Collection entries:
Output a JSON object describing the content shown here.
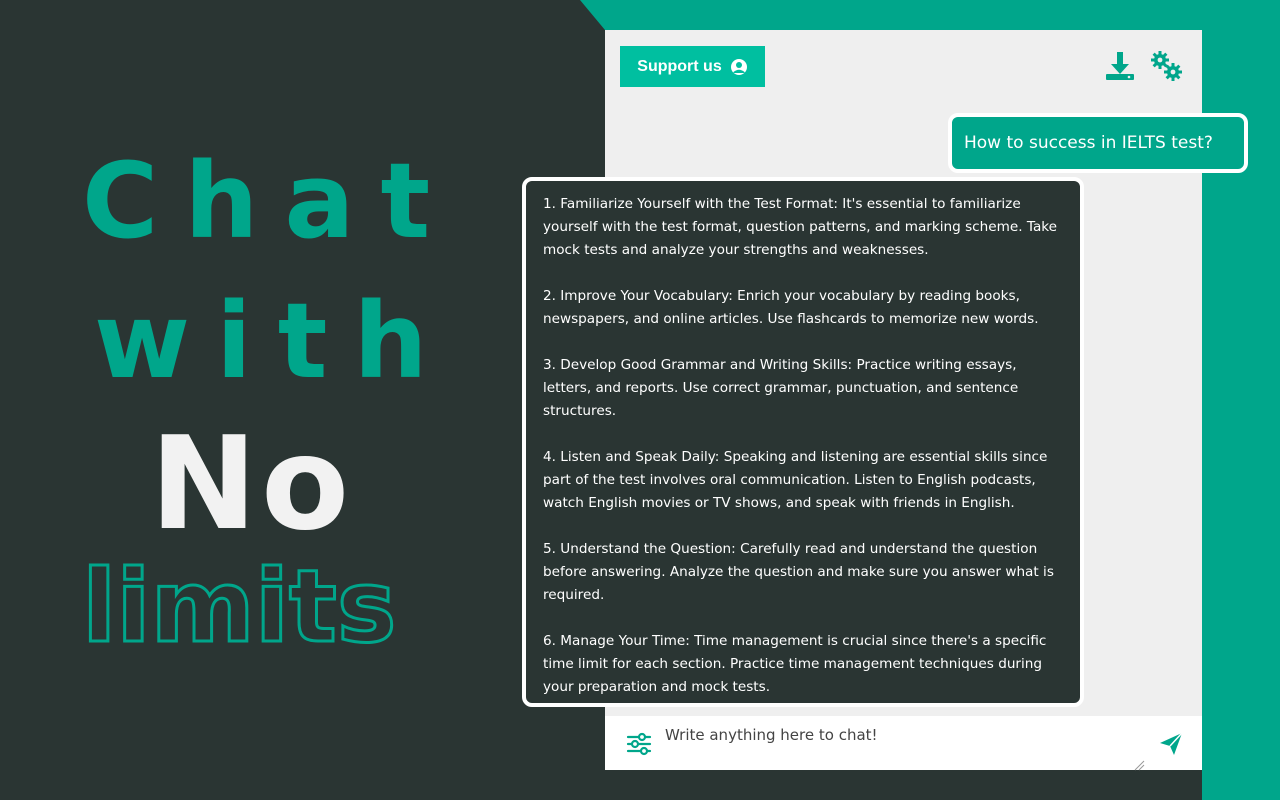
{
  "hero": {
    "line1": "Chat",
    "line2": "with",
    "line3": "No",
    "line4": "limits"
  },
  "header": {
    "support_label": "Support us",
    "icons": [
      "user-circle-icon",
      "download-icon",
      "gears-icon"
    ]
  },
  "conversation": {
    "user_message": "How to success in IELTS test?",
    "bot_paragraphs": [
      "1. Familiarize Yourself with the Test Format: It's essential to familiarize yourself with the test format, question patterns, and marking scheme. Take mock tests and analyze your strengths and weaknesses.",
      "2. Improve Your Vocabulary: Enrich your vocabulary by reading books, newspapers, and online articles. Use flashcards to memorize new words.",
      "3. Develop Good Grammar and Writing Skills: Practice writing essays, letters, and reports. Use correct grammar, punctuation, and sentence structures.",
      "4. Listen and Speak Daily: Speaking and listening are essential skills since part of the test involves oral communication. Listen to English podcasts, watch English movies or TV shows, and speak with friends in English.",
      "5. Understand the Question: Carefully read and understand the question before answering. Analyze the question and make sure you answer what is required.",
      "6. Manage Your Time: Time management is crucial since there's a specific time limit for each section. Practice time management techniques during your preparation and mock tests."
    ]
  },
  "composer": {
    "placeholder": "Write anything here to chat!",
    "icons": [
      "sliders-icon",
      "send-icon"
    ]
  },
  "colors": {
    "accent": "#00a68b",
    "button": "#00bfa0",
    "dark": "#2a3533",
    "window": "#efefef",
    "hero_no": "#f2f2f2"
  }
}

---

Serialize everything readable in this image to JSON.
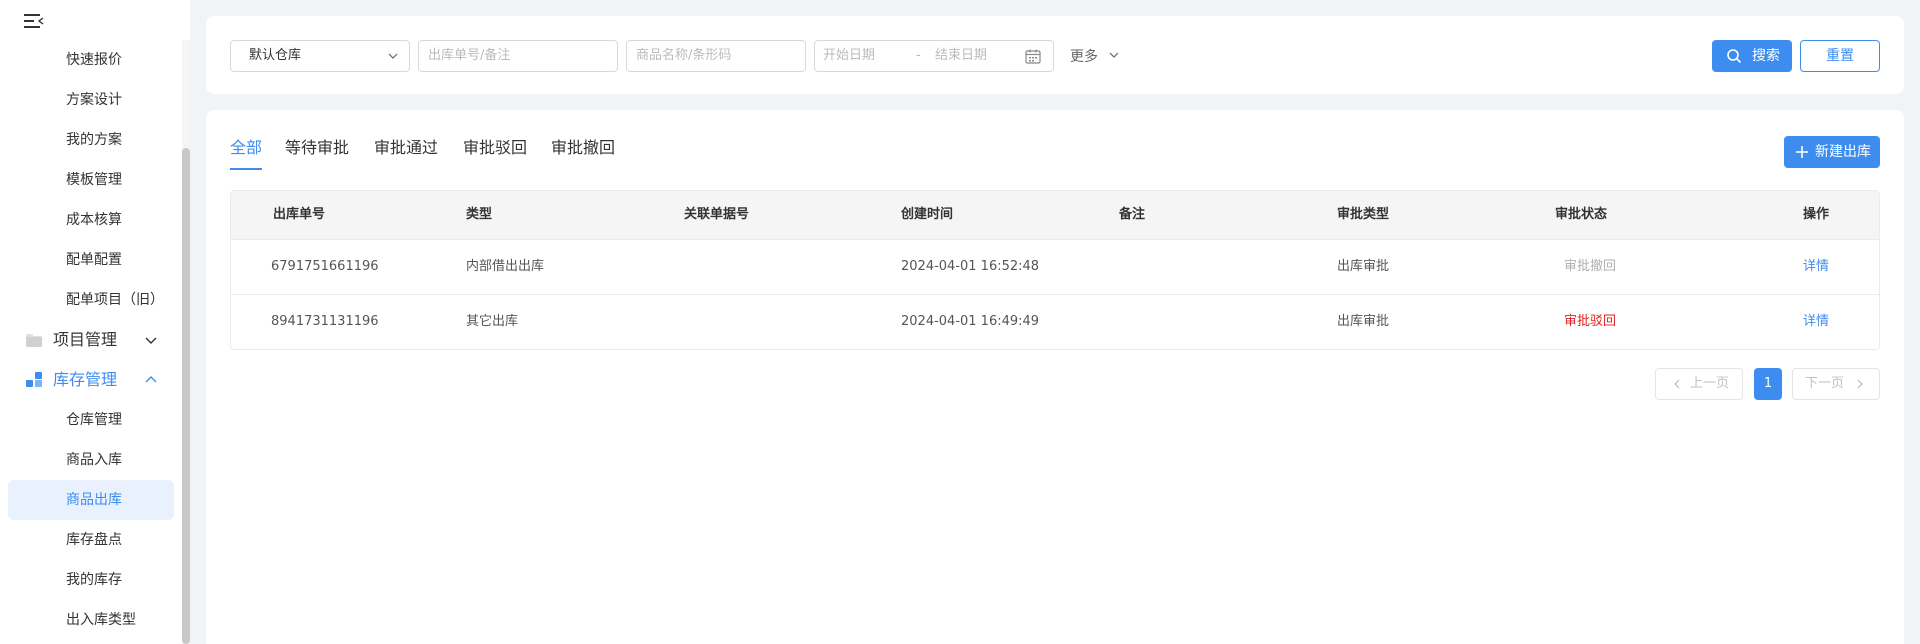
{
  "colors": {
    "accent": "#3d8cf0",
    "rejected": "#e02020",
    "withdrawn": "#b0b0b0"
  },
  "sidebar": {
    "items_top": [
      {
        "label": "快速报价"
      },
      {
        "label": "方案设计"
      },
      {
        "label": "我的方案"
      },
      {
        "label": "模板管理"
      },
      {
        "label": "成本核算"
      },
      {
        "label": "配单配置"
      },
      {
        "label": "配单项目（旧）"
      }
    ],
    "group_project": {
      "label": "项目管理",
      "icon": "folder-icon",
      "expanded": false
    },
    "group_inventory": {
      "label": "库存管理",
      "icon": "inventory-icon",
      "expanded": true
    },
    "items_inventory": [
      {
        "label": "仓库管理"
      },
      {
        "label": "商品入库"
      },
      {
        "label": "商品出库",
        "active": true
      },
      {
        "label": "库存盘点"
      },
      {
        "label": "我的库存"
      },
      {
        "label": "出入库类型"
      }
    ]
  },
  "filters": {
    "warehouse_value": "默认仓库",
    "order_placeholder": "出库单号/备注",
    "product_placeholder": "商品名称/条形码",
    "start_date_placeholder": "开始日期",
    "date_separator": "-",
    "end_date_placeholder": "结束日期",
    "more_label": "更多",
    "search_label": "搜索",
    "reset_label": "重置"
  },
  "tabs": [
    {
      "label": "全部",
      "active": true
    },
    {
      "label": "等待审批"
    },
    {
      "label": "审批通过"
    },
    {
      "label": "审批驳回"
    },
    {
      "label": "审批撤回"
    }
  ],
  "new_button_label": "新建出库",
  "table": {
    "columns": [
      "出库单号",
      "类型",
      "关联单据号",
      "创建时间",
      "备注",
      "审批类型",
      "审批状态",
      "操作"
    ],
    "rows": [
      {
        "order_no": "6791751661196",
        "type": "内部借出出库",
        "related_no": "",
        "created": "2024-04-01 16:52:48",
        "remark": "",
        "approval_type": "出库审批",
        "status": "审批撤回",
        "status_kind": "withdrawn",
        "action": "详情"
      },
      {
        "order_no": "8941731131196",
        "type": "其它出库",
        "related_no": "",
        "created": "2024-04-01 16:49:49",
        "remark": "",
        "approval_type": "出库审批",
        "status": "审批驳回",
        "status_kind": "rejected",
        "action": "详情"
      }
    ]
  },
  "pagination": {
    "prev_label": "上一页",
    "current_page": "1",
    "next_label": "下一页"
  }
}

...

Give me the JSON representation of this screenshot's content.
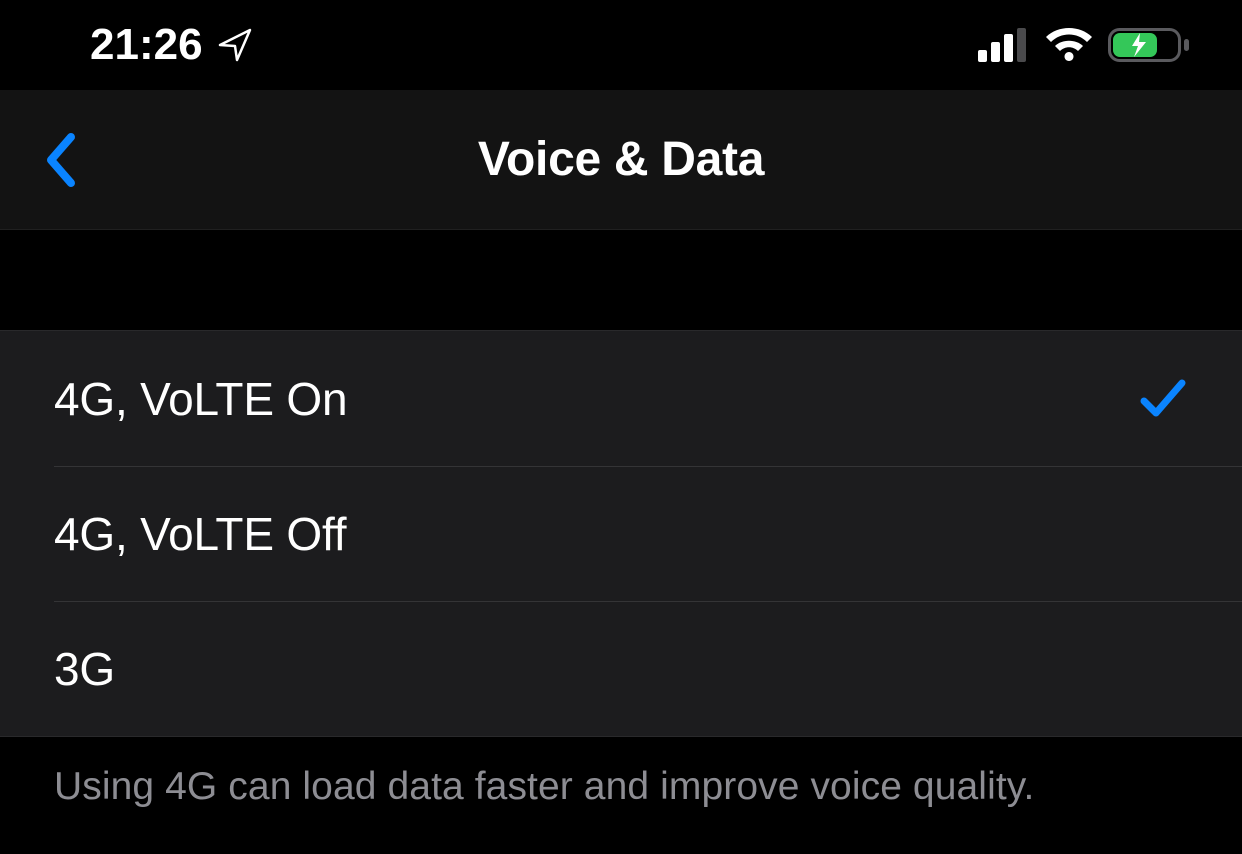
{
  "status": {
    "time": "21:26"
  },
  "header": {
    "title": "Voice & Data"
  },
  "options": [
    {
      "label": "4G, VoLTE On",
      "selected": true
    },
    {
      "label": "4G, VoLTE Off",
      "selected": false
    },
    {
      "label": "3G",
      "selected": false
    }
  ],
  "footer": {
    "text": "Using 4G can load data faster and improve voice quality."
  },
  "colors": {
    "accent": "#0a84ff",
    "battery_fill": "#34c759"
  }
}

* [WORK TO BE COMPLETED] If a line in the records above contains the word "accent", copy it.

* [EXERCISE RESULT]
    "accent": "#00a68b",
    "accent": "#3d8cf0",
    "accent": "#0a84ff",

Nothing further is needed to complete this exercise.